Now, let's run docker container ls to see our container running.


Finally, let's do a docker exec -ti yourcontainerid /bin/bash and cat /etc/nginx/nginx.conf

If you imported an nginx.conf file, you'll see your entries. In my case, I just created a bogus nginx.conf config for testing purposes.


There you have it! You have now successfully spun up a container in an automated fashion with Docker Compose.

I truly hope you all have enjoyed the 3 part Docker in Windows series. It was a pleasure writing the content and thank you everyone for reading.

Comments

Popular posts from this blog

DevOps tooling in the Microsoft realm

When I really started to dive into automation and practicing DevOps with specific tooling, there were a few key players. At the time Microsoft was not one of them. They were just starting to embrace the open source world, including the art and practice of DevOps. Since then Microsoft has went all in and the tech giant has made some incredible tooling. Recently I switched to a Microsoft-heavy environment and I love it. I went from AWS/Python/Ansible/Jenkins to Azure/PowerShell/ARM/Azure DevOps. My first programming language was PowerShell so being back in the saddle allowed me to do a full circle between all of the different types of tooling in both worlds. Today I want to share some of that tooling with you.

The first thing I want to talk about is ARM. What is ARM? ARM is a configuration management tool that allows you to perform software-defined-infrastructure. Much like Ansible and Terraform, ARM allows you to define what you want your environment to look like at scale. With ARM, yo…

Monitoring your containers in an AKS cluster with Prometheus

Monitoring and alerting is arguably one of the most important thing in Cloud Engineering and DevOps. It's the difference between your clients stack being up and a client being down. Most of us have SLA's to abide by (for good reason). Today we're going to learn how to spin up Prometheus in an AKS cluster to monitor our applications.

Pre-reqs;
1. Intermediate knowledge of Kubernetes
2. An AKS cluster spun up in Azure

Recently AKS supports Prometheus via Helm, so we'll use that for an automated solution to spin this up. This installs kube-prometheus, which is a containerized version of the application. With raw Prometheus, there are a few things that are needed for the operator;

1. Prometheus: Defines a desired deployment.
2. ServiceMonitor: Specifies how groups of services should be monitored
3. Alertmanager: Defines the operator to ensure services and deployments are running by matching the resource

With kube-prometheus, it is all packaged for you. This means configuri…

Run PowerShell code with Ansible on a Windows Host

Ansible is one of the Configuration Manager kings in the game. With it's easy-to-understand syntax and even easier to use modules, Ansible is certainly a go-to when you're picking what Configuration Management you want to use for your organization. Your question may be "but Ansible is typically on Linux and what happens when I'm in a Windows environment?". Luckily I'm here to tell you that Ansible will still work! I was pleasantly surprised with how easy it is to use Ansible on Windows with a little WinRM magic. Let's get started.
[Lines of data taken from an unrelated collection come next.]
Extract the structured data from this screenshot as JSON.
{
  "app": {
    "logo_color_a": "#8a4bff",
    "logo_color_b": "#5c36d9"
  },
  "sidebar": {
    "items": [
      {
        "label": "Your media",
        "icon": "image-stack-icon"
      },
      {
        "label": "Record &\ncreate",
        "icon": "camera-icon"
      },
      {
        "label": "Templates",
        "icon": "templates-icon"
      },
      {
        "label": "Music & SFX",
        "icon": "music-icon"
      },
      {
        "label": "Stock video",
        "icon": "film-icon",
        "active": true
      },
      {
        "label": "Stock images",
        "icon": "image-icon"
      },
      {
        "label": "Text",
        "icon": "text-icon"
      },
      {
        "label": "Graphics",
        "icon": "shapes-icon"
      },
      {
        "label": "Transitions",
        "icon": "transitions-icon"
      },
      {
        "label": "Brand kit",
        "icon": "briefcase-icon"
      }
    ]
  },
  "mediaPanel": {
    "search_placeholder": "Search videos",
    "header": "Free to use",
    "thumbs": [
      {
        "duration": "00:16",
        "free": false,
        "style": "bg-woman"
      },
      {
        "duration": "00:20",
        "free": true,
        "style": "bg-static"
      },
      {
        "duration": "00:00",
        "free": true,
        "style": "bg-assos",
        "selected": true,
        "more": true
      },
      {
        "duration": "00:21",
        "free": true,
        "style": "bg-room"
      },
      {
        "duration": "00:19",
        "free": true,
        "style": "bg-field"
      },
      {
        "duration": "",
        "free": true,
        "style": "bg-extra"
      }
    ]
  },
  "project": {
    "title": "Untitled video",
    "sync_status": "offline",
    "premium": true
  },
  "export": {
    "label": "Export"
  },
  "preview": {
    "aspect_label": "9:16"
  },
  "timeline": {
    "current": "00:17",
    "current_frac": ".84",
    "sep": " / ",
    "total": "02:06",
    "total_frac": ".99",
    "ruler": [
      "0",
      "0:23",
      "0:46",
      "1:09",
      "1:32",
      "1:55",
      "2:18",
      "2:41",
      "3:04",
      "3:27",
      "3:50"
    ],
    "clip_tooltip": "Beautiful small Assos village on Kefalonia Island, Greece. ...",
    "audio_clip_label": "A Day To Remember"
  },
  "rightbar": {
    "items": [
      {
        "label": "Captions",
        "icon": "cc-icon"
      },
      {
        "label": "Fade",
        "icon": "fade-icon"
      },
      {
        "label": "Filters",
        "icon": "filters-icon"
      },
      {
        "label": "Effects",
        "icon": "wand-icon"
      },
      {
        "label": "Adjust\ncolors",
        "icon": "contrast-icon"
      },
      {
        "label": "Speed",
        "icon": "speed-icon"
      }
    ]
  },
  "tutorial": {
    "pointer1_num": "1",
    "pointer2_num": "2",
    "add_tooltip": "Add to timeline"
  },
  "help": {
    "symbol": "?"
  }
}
Pre-requisites for this post:
1) WinRM set up to connect to your Windows host from Ansible
2) Ansible set up for Windows Remote Management
3) SSH access to the Ansible host
4) Proper firewall rules to allow WinRM (port 5985) access from your Ansible host to your Windows host
5) Hosts file set up in Ansible that has your IP or hostname of your Windows Server.
6) At least one Linux host running Ansible and one Windows Server host …